up soon after 4:00am. After a breakfast of cold salmon soup with chunks
of fish, followed by the coffee from the thermos, I had packed
my kayak. The surf was minimal and did not cause any problems.
With everything ready ahead of schedule I had spent a bit of time
munching on the berries and photographing the shore and the creek
estuary, from my kayak.
we had departed. The north-west wind was not particularly strong,
however the side waves (we were crossing in the north-north-east
direction) were taking their toll. They had slowed my progress, as I
had to push hard on one side to keep the kayak on its course, and

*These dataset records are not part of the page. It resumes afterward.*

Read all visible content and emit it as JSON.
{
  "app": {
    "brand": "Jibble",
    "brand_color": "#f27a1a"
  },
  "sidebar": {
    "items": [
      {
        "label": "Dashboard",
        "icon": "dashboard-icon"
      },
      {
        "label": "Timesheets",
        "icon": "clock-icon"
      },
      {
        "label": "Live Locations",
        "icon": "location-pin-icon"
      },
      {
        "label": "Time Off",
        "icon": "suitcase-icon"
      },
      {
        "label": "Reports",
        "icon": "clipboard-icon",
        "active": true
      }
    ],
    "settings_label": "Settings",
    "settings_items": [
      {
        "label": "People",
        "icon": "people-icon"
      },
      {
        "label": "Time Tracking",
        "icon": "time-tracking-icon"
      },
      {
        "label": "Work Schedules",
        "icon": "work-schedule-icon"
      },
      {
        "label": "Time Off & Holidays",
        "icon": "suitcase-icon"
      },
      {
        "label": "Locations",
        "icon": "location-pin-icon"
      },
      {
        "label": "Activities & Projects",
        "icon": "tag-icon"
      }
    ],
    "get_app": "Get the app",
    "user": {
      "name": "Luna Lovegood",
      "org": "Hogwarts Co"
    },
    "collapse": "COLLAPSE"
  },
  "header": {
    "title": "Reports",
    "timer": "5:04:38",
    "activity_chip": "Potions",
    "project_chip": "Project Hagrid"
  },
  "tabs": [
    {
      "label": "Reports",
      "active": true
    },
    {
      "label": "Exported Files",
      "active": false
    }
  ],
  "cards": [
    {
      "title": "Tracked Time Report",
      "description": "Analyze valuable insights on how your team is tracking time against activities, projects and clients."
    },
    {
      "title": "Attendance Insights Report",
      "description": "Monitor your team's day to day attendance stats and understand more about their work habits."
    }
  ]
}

forced single hardshell kayaks to tack at sharp angles to the waves, to
minimize the chance of capsizing. We had first crossed to Duncan
Island, in less than an hour, and then rested for a while under
protection of Hurst Island, while the double kayak was checking out the
nearby fish farm. Then we moved closer to Hurst Island. There was an
interesting rock some distance away, covered with birds, and one kayak
had left to see what was there. The second one had followed soon thereafter.
waiting, we saw a large group of kayakers paddling in the direction of
our intended campsite in Harlequine Bay. When our kayaks returned, we
had followed the group. Fortunately, they were on a day trip, out of
their camp on Bell Island. After chatting with them for a
while, we had continued into the bay and soon located the campsite. It had a nice
group site on a hill, large enough for up to six tents. I had paddled
about 100m further and found a flat area in the tidal zone, just big
enough for my tent and kayak.
group had left for a half-a-day paddle to explore the park islands,
while I decided to catch up on sleep and dedicate the rest of the day
to photographing the island interior and hopefully its opposite shore,
if I would manage to find a trail through the thick forest. By not
going to Cape Sutil I had added a few extra days to my safety reserve.
This allowed me to slow down, if desired. I had also decided to dedicate the
whole next day to exploring and photographing the park islands from the
kayak, and to replenishing my fresh water reserves.
get much sleep, though: initially, the crows moved next to my tent and
began resolving whatever issues they had had among themselves, or maybe
discussing the latest news, something very exciting, considering the
level of noise that they were making. Then three women had passed close
to my tent, apparently hiking a trail from the God's Pocket Resort
located on the opposite side of the island.
I had packed my
photo gear in a backpack and went into the forest to take some
pictures. This forest was logged 15-20 years ago, with young trees now
growing dense among stumps and old fallen trunks.
had called it a sad forest: it reminded me a crowd of teenagers packed
up shoulder to shoulder and trying to find their way in the world
without the guidance of the older generation. After several
unsuccessful attempts, I had found a way to the bay on the other side of
the island and took a number of pictures.
I had also found some curious designs of nature on the rocky shore, like this number 4.
I got back to the camp, I had found that the group had returned, but two
people went to for a hike to the resort. On the two-hour kayaking trip
they had checked Bell Island and Head Island, and did not uncover
anything particularly exciting. Head Island had some signs of
logging (it was not part of the park). In my camp, I enjoyed a dinner
of mashed potatoes with the salmon. Thereafter, I had joined the group
for a delicious chocolate mousse pudding. Everyone also got a freshly
baked cookie: compliments of God's Pocket Resort, not sure if it came
from the kayakers staying there or from the staff, but in any case -
The group had decided to paddle north-west,
if the weather permits, to Nigei Island. I bet my farewell at 9:00pm
and returned back to my tent, only to be surprised by a deer foraging
on seaweeds near my camp. After taking a few pictures of the deer, I
went to bed.